- _WORK INSTRUCTION_: Across all lines of the entries, tally those with the word "JSON" in them. The reply is the tally, by itself.

Dataset rows for apps and sites:
======

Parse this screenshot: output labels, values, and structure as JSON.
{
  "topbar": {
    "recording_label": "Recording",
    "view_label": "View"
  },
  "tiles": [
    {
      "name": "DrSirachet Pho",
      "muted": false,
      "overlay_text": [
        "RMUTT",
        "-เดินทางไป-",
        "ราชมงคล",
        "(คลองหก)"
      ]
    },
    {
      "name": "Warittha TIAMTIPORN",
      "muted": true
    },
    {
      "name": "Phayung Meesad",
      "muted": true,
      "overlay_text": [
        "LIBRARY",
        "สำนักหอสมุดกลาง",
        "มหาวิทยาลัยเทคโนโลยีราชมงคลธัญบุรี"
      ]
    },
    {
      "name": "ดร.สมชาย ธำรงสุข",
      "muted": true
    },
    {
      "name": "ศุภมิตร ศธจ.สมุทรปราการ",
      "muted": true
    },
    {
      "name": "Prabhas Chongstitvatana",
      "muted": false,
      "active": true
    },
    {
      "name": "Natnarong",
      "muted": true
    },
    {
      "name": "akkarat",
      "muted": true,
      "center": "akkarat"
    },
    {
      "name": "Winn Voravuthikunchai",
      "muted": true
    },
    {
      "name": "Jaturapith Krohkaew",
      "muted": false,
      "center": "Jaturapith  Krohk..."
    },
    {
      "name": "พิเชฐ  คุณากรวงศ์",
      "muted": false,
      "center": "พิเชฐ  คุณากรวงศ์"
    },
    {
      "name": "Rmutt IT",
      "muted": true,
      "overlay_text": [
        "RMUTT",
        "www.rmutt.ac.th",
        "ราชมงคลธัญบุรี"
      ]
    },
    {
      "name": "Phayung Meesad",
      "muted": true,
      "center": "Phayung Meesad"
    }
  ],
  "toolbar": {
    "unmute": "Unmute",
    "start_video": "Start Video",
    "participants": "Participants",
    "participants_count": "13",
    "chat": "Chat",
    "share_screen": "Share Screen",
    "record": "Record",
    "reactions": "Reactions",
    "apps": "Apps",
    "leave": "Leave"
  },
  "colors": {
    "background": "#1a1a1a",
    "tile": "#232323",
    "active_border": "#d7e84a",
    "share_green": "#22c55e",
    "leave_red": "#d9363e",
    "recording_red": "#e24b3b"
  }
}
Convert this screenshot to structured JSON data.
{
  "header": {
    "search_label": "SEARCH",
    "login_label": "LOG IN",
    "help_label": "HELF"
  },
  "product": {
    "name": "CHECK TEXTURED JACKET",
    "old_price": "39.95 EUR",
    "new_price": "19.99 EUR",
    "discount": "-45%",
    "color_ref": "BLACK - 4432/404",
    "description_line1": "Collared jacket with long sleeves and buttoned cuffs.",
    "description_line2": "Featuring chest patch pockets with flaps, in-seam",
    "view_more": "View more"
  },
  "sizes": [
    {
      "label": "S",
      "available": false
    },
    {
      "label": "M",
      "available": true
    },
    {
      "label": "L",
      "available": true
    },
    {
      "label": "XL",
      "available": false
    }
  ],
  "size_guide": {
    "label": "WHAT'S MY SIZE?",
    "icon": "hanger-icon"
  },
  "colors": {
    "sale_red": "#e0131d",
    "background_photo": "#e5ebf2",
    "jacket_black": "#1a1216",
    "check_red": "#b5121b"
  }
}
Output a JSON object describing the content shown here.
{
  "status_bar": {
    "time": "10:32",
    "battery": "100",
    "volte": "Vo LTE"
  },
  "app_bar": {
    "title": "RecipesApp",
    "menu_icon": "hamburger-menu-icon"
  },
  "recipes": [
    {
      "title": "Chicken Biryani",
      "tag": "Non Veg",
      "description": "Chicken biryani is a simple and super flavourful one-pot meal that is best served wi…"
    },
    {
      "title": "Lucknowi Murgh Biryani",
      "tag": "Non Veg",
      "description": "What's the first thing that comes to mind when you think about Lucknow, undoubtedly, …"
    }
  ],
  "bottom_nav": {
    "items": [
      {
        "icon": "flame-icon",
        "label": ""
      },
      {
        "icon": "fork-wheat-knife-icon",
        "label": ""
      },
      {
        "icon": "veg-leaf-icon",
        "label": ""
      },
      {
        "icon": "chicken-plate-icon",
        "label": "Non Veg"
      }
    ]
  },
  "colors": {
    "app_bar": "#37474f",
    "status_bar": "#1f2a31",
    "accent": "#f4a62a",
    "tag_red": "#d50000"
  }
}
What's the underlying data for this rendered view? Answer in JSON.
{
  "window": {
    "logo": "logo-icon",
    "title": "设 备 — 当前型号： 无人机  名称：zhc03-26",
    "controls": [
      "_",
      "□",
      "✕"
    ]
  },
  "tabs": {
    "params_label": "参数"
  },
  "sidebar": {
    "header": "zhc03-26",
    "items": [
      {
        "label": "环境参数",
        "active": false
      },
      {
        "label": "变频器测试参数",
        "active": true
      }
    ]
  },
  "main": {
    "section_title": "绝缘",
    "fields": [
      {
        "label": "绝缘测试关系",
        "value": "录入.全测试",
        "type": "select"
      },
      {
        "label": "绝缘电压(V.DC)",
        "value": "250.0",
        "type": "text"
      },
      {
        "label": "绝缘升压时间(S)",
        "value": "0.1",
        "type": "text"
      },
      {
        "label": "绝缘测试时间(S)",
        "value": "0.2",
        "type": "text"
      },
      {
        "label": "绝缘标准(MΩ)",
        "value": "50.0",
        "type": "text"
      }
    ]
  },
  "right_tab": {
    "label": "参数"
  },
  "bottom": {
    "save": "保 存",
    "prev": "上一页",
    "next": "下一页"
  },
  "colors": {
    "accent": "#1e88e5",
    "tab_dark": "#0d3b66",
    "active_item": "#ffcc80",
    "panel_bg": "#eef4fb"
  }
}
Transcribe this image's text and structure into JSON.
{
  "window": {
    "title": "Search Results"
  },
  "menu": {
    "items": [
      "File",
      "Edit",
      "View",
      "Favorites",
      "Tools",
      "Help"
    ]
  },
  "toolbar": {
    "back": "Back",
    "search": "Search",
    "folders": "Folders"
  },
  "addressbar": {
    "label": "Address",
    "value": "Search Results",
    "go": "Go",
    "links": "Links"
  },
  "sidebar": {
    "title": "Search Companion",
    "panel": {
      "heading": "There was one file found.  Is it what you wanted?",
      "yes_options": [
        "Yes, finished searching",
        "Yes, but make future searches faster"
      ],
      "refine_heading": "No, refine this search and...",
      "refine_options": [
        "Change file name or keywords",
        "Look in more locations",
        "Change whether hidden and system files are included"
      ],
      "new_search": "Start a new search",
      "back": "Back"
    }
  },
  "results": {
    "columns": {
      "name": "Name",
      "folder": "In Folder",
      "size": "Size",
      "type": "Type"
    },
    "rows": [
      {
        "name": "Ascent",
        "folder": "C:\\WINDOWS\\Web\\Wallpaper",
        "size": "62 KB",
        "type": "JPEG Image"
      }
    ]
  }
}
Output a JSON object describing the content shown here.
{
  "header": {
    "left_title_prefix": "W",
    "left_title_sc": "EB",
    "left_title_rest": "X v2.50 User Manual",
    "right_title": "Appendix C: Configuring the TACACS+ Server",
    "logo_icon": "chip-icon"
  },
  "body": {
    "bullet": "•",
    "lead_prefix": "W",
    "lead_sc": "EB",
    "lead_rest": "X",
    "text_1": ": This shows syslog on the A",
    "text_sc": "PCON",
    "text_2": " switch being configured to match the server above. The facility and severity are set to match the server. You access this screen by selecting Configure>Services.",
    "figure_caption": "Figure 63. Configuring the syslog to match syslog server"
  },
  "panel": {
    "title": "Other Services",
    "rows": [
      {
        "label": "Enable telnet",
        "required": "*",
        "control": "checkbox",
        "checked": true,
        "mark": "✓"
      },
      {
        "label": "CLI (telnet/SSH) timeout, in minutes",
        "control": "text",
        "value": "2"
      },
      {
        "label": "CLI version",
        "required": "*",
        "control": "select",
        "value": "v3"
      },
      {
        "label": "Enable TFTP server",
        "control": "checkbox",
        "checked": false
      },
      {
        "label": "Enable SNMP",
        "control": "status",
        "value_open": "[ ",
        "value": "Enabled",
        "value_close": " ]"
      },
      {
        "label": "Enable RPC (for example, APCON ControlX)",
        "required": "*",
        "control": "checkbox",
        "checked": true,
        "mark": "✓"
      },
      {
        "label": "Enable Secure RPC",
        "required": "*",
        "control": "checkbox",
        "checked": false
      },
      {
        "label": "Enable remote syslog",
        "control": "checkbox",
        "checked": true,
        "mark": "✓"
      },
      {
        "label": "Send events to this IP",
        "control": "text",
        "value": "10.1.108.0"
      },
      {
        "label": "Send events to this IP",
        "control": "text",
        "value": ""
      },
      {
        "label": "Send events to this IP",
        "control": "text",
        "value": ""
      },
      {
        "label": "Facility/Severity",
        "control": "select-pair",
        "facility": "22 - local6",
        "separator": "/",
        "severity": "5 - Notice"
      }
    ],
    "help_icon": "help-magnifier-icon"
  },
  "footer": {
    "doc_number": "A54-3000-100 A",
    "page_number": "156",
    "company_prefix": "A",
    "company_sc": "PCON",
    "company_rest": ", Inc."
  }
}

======

- _WRITTEN SOLUTION_: 6